Media sources are still reporting the supposed deaths of Saif al-Arab and three of Muammar Gaddafi’s grandchildren in quotation marks. As yet, there has been no independent confirmation that these deaths actually took place. Al Jazeera reports that “skepticism surrounds” the reports from Libya.
Al Jazeera’s Sue Turton, reporting from Benghazi, said there were “an awful lot” of suggestions in Libya that the news of the deaths could be fabricated.
“One of the main spokesmen for the Transitional National Council, Abdul Hafez Goga, is saying he thinks it could all be fabrication, that it may well be Gaddafi is trying to garner some sympathy,” she said.
“Back in 1986, Gaddafi once claimed that Ronald Reagan, then US president, had launched a strike on his compound in Tripoli and killed his daughter. Many journalists since then dug around and found out that the actual child that had died had nothing to do with Gaddafi, that he sort of adopted her posthumously.”
Supposedly Muammar Gaddafi and his wife were in his youngest son’s compound when it was bombed. Gaddafi spokesman Moussa Ibriham took “journalists to the remnants of a house in Tripoli, which Libyan officials said had been hit by at least three missiles. It appeared unlikely anyone inside could have survived.”
Then how did Gaddafi and his wife survive? And how do we know that the house belonged to Gaddafi’s son? None of this has been confirmed. Why?
The U.S. and North Atlantic Treaty Organization declined to confirm that Muammar Qaddafi’s youngest son, Saif al-Arab, and three grandchildren were killed in an allied air strike on a house in Tripoli, an assertion made by a Libyan official earlier today.
“We do not” have confirmation of his death “and I’m not sure exactly what the situation was,” Senator John McCain of Arizona, ranking Republican on the Senate Armed Services Committee, said today on CBS’s “Face the Nation” program. The U.S. State Department referred inquiries to NATO.
“No confirmation from NATO,” Chris Riley, a NATO spokesman in Brussels, said in an e-mail.

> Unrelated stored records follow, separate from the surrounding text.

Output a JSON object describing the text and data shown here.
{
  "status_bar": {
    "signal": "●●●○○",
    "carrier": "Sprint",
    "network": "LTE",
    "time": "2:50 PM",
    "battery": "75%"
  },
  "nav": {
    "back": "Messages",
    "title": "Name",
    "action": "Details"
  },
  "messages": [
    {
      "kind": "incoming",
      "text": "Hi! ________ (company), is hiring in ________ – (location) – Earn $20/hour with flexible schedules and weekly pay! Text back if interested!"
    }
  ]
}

Nato also denies deliberately trying to kill anyone in the Gaddafi family. From the Guardian
“All Nato’s targets are military in nature and have been clearly linked to the Gaddafi regime’s systematic attacks on the Libyan population and populated areas. We do not target individuals,” said Lieutenant General Charles Bouchard, the Canadian officer commanding the military operations in Libya from Naples.

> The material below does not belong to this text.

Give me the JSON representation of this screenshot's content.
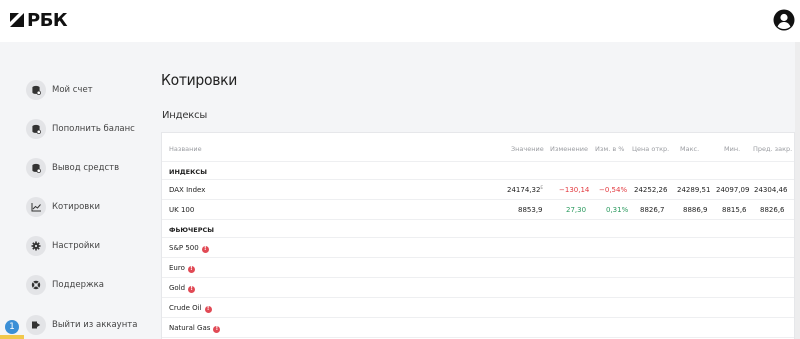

The claim that Muammar Qaddafi’s three grandchildren were killed in an airstrike conducted by NATO late Saturday is not true, an Al Arabiya source has revealed. A source close to the Qaddafi family has confirmed the death of Colonel Qaddafi’s youngest son, Saif al-Arab, in the airstrike but has denied the story that Mr. Qaddafi’s three grandsons were killed.
But the article notes:
Colonel Qaddafi has been known to sire a great many children, and no reliable count exists. News sources have said that his personal life is very colorful. Female foreign correspondents that have interviewed Mr. Qaddafi over the years have reported that he would frequently offer them demonstrations of his sexual prowess.
Mr. Qaddafi’s announcements concerning the alleged deaths of family members at the hands of foreign powers sometimes do not hold up to subsequent scrutiny….
Libyans generally do not trust this sort of information anymore, a source close to the Qaddafi family said to Al Arabiya.
Revising history about his family members is something that has happened before as far as Colonel Qaddafi is concerned.
So what is the real truth and why is it taking so long for it to be revealed?